- What to produce -
Would you repeat the data below exactly, taking out the images?

^^^^

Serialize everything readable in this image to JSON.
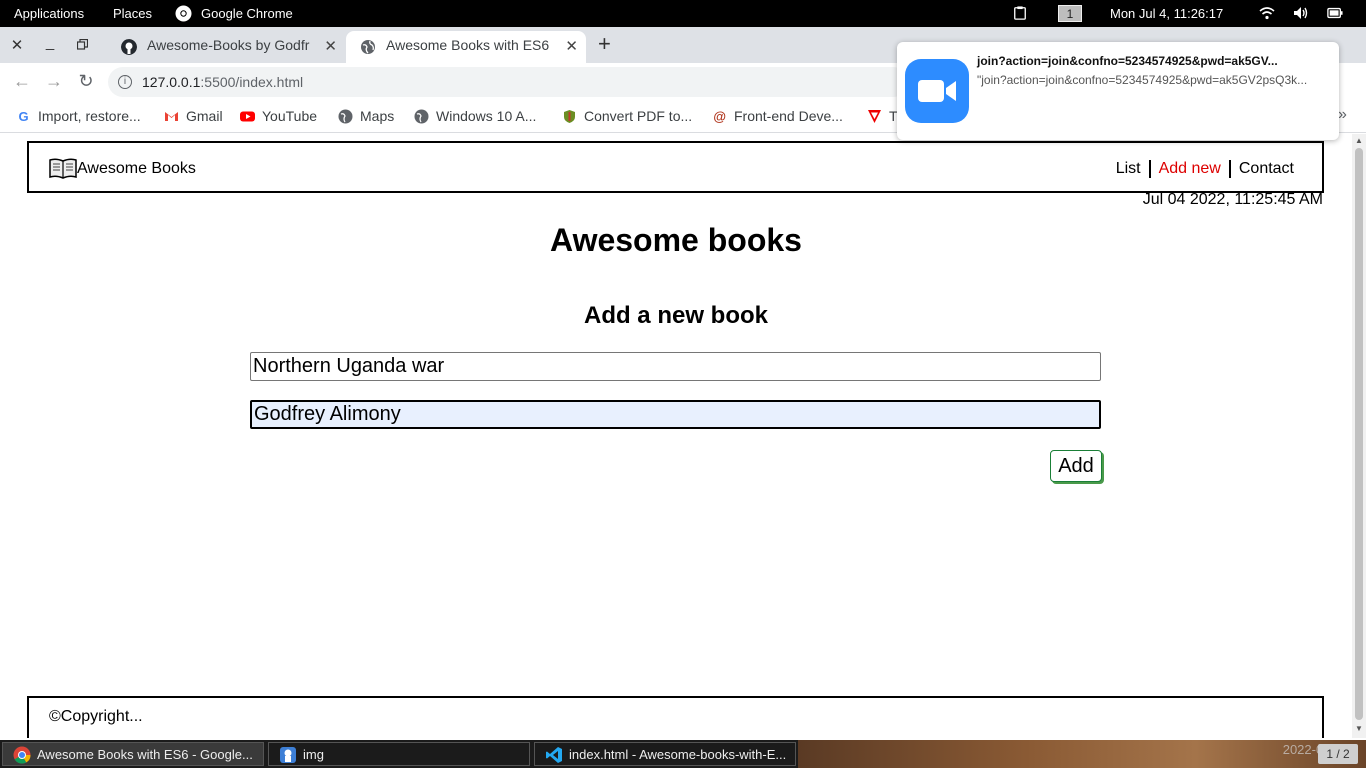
{
  "system": {
    "applications_label": "Applications",
    "places_label": "Places",
    "active_app": "Google Chrome",
    "workspace": "1",
    "clock": "Mon Jul  4, 11:26:17"
  },
  "browser": {
    "tabs": [
      {
        "title": "Awesome-Books by Godfr",
        "active": false
      },
      {
        "title": "Awesome Books with ES6",
        "active": true
      }
    ],
    "new_tab_label": "+",
    "url_host": "127.0.0.1",
    "url_path": ":5500/index.html",
    "bookmarks": [
      {
        "label": "Import, restore...",
        "icon": "google-g-icon"
      },
      {
        "label": "Gmail",
        "icon": "gmail-icon"
      },
      {
        "label": "YouTube",
        "icon": "youtube-icon"
      },
      {
        "label": "Maps",
        "icon": "globe-icon"
      },
      {
        "label": "Windows 10 A...",
        "icon": "globe-icon"
      },
      {
        "label": "Convert PDF to...",
        "icon": "shield-icon"
      },
      {
        "label": "Front-end Deve...",
        "icon": "codewars-icon"
      },
      {
        "label": "T",
        "icon": "triangle-icon"
      }
    ],
    "bookmarks_overflow": "»"
  },
  "notification": {
    "title": "join?action=join&confno=5234574925&pwd=ak5GV...",
    "body": "\"join?action=join&confno=5234574925&pwd=ak5GV2psQ3k..."
  },
  "site": {
    "brand": "Awesome Books",
    "nav": [
      {
        "label": "List",
        "active": false
      },
      {
        "label": "Add new",
        "active": true
      },
      {
        "label": "Contact",
        "active": false
      }
    ],
    "datetime": "Jul 04 2022, 11:25:45 AM",
    "main_title": "Awesome books",
    "form_title": "Add a new book",
    "title_value": "Northern Uganda war",
    "author_value": "Godfrey Alimony",
    "add_label": "Add",
    "footer": "©Copyright..."
  },
  "taskbar": {
    "tasks": [
      {
        "label": "Awesome Books with ES6 - Google...",
        "active": true
      },
      {
        "label": "img",
        "active": false
      },
      {
        "label": "index.html - Awesome-books-with-E...",
        "active": false
      }
    ],
    "wallpaper_date": "2022-07-0",
    "pager": "1 / 2"
  },
  "colors": {
    "accent_active_nav": "#dd0000",
    "zoom_blue": "#2d8cff",
    "focus_bg": "#e8f0fe",
    "add_button_border": "#1a7f37"
  }
}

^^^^

- Answer for the task -
Serialize everything readable in this image to JSON.
{
  "system": {
    "applications_label": "Applications",
    "places_label": "Places",
    "active_app": "Google Chrome",
    "workspace": "1",
    "clock": "Mon Jul  4, 11:26:17"
  },
  "browser": {
    "tabs": [
      {
        "title": "Awesome-Books by Godfr",
        "active": false
      },
      {
        "title": "Awesome Books with ES6",
        "active": true
      }
    ],
    "new_tab_label": "+",
    "url_host": "127.0.0.1",
    "url_path": ":5500/index.html",
    "bookmarks": [
      {
        "label": "Import, restore...",
        "icon": "google-g-icon"
      },
      {
        "label": "Gmail",
        "icon": "gmail-icon"
      },
      {
        "label": "YouTube",
        "icon": "youtube-icon"
      },
      {
        "label": "Maps",
        "icon": "globe-icon"
      },
      {
        "label": "Windows 10 A...",
        "icon": "globe-icon"
      },
      {
        "label": "Convert PDF to...",
        "icon": "shield-icon"
      },
      {
        "label": "Front-end Deve...",
        "icon": "codewars-icon"
      },
      {
        "label": "T",
        "icon": "triangle-icon"
      }
    ],
    "bookmarks_overflow": "»"
  },
  "notification": {
    "title": "join?action=join&confno=5234574925&pwd=ak5GV...",
    "body": "\"join?action=join&confno=5234574925&pwd=ak5GV2psQ3k..."
  },
  "site": {
    "brand": "Awesome Books",
    "nav": [
      {
        "label": "List",
        "active": false
      },
      {
        "label": "Add new",
        "active": true
      },
      {
        "label": "Contact",
        "active": false
      }
    ],
    "datetime": "Jul 04 2022, 11:25:45 AM",
    "main_title": "Awesome books",
    "form_title": "Add a new book",
    "title_value": "Northern Uganda war",
    "author_value": "Godfrey Alimony",
    "add_label": "Add",
    "footer": "©Copyright..."
  },
  "taskbar": {
    "tasks": [
      {
        "label": "Awesome Books with ES6 - Google...",
        "active": true
      },
      {
        "label": "img",
        "active": false
      },
      {
        "label": "index.html - Awesome-books-with-E...",
        "active": false
      }
    ],
    "wallpaper_date": "2022-07-0",
    "pager": "1 / 2"
  },
  "colors": {
    "accent_active_nav": "#dd0000",
    "zoom_blue": "#2d8cff",
    "focus_bg": "#e8f0fe",
    "add_button_border": "#1a7f37"
  }
}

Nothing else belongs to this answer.